In an open loop system, settlement refers to how intermediaries receive or send funds to one another in order to cover transactions between end parties. Settlement in open loop systems can be done one of two ways:

  1. Net settlements - net amounts due to or from participating intermediaries in a given system are calculated on a periodic, usually daily, basis. At the end of this period, each intermediary is given a net settlement total and either funds an account with a related settlements bank for that amount (a net debit position), or is informed that funds totalling that amount are available to be drawn from their settlement account (a net credit position). ACH, card networks, and checking are all net settlement systems in the United States.
  2. Gross settlements - every transaction is settled as it’s processed, as in the FedWire system where the sending intermediary’s account at a Federal Reserve Bank is debited and the receiving intermediary’s account at a Federal Reserve bank is credited without the need for end-of-day settlement. Specific end party settlement processes differ between payments systems depending on a system’s rules, outside regulations, and prevailing market practices.

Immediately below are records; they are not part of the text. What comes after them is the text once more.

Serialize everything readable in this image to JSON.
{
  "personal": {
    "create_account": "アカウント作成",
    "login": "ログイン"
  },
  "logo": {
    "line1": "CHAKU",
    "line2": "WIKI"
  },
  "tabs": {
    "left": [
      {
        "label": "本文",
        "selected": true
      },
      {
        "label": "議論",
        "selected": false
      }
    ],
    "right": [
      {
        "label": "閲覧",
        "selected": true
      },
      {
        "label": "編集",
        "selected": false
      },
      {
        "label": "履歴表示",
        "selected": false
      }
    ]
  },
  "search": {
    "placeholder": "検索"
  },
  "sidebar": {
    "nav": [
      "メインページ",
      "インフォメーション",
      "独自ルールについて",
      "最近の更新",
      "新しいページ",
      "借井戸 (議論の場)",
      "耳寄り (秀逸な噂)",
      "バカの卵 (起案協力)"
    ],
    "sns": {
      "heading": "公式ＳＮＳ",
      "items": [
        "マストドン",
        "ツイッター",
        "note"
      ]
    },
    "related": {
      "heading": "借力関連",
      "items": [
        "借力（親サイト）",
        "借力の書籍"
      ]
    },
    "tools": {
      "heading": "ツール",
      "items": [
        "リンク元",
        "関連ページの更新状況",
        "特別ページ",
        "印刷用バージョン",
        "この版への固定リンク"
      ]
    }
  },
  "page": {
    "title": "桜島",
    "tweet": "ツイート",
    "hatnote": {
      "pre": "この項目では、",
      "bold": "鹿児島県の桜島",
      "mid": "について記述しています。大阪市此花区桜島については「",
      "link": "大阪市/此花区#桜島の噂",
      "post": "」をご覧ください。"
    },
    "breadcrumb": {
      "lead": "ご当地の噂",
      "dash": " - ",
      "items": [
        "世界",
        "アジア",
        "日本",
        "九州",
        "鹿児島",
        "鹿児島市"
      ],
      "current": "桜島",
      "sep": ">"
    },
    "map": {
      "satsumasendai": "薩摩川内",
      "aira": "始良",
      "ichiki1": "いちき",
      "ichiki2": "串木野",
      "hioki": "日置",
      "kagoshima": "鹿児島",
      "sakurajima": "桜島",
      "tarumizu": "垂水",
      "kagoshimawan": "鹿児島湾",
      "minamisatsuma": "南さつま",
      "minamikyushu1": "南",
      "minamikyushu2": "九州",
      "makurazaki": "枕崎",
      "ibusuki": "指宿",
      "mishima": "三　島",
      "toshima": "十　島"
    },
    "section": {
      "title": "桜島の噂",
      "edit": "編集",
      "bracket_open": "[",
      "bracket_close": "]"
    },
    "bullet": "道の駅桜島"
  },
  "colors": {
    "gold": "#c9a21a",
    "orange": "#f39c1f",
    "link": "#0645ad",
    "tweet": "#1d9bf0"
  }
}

Virtual Payments Systems - Cash and Checks

In the U.S., cash and checking operate on a “virtual” basis, meaning that there is no formal payments system that end parties or intermediaries actually join.

Cash transactions are settled directly between the involved parties, acting as a push system. Checking operates as a pull system that automatically includes all banks, so it’s considered a virtual system since they don’t have to “join.” Banks do typically join at least one clearing house to switch and settle the checks they receive, but since checks are tightly regulated by U.S. law the rules covering these clearing houses are relatively limited.

Payments Systems Ownership

Payments systems can be owned by one or more banks or by privately-held or publicly-traded corporations. Over time, many previously bank-owned systems (such as the MasterCard, Visa, and Discover card networks) have transitioned to alternative ownership models.

Well-funded payments systems (like card networks) tend to create defined products that member intermediaries share with their end users whole cloth, while systems with smaller budgets (such as ACH) typically set operating rules and/or platforms which participating intermediaries use to create defined products.

Payments Systems Regulation - Making It All Work Together

U.S. payments systems are regulated by a combination of law (and regulations made by government agencies to carry out the law) and private rules. The primary issuer of regulations in the U.S. is the Federal Reserve Board. Private rules are usually agreement-based network-wide rules or contracts applying to various services offered by the system.

As described in the previous article, payments systems typically require any joining parties (intermediaries in open loop systems, end parties in closed loop systems) to abide by that system’s rules. Since the contract between intermediaries and their end-party customers often include provisions dictated by these rules, the end parties in open loop systems are incidentally bound by some of these requirements as well.

These system operating rules make collaboration between participating members possible by defining technical and processing standards, membership and payment acceptance requirements, exception processing and dispute resolution, processing fees and interchange, and usage of system brands and marks. As such, these rules are vitally important since a given system could include literally millions of participants.

As markets and technologies evolve, new operating rules must be introduced to cover emerging products and/or transaction types. Changes to existing operating rules can have enormous impact to participants of and providers to a payments system due to the possible need for investment, changes in technical standards or the allocation of risk, and more. As mentioned in our previous article, this leads to a lengthy process of change potentially lasting several years.

Nearing the Finish Line

That’s it for Payments 102! Next time we’ll wrap up our introduction to the basics of payments with an overview of economic models for payments systems, risk management, cross-border payments, and more!